The marimba as a solo instrument has only begun to come of age cover the past few decades. Its rapid development is attributed to a handful of individuals who through their unique experimentation, vision, and artistry, have won a receptive and growing audience. Not many would dispute this astute comments, found in the liner notes to this album of marimba music. And there should be no one who, after listening to Cotto’s artistry and the exciting music on this disc, will not believe that the future of the marimba as a viable artistic medium is rosy indeed. The immediacy and vitality of the music on this disc impresses the listener from the very first selection. Andrew Lázaro three-movement “Caribeños” which showcases, in addition to Cotto, the Latin Percussion work of Giovanni Hidalgo. Rhythmic energy, which derives from Cuban genres such as the son montuno and Cuban rumba, and the Puerto Rican plena rhythm, gives the music its infectious quality. The disc contains two original compositions, José Rodriquez Alvira’s “Pequeña Pieza Para Marimba” (Small Piece for Marimba), and Ricardo Lorenz’s “Piedra en la Piedra” (Stone Against Stone). The former is purportedly the first piece for solo marimba written in Puerto Rico and uses themes based on Antillean rhythms; the later, written for flute and marimba, features the artistry of flautist Allison Potter and combines contemporary and folk-like elements such as the clave rhythm played by the marimbist on a pedal woodblock. Four works that Cotto arranged for the marimba round out this disc. They are Antonio Lauro’s “Valses Venezolanos,” two enchanting waltzes originally written for solo guitar; Fernando Bustamante’s delightful “Misionera,” which incorporates the accompaniment of the South American Cajón (wooden box played with the hands); Abelardo Valdes’ “Almendra,” and a adaptation of the classic danzón for marimba and percussion; and perhaps the most ambitious work on the disc, three movements of Astor Piazzola’s “Historie Du Tango”. In those three movements (“Bordel 1900, “Café 1930,” “Night Club 1960”), which deal with the evolution of the tango, Cotto is joined by violinist José Cueto, who proves a sensitive partner in some exciting music making.

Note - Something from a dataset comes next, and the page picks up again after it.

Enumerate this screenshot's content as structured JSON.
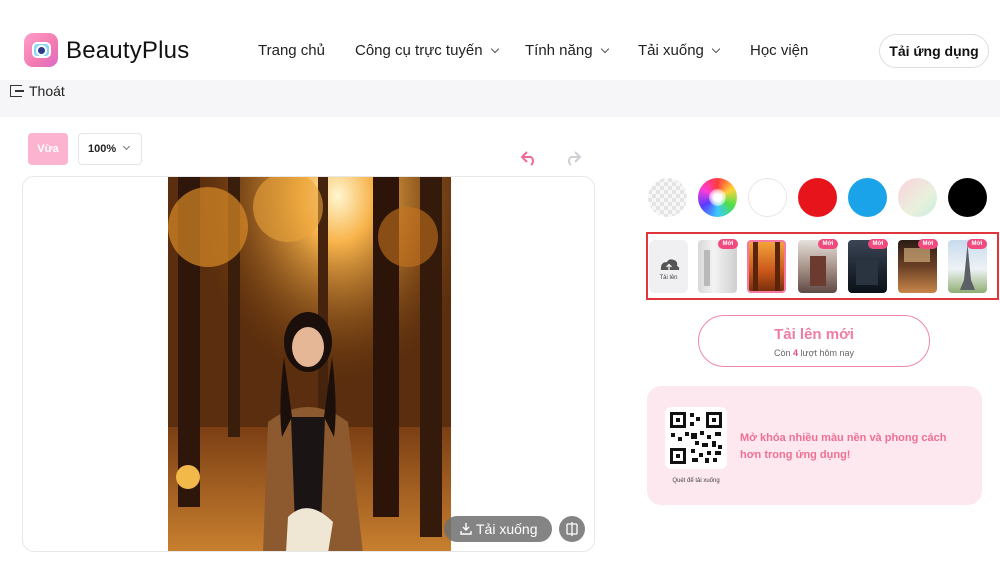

The music on this CD titillates the ears with its exotic sounds. However, it may also affect other senses as well. For example, put on Lauro’s “Valse Venezolanos,” sit back and close your eyes, and see if you can’t smell the heady aroma of the rain forest wafting from your speakers.
-John R. Raush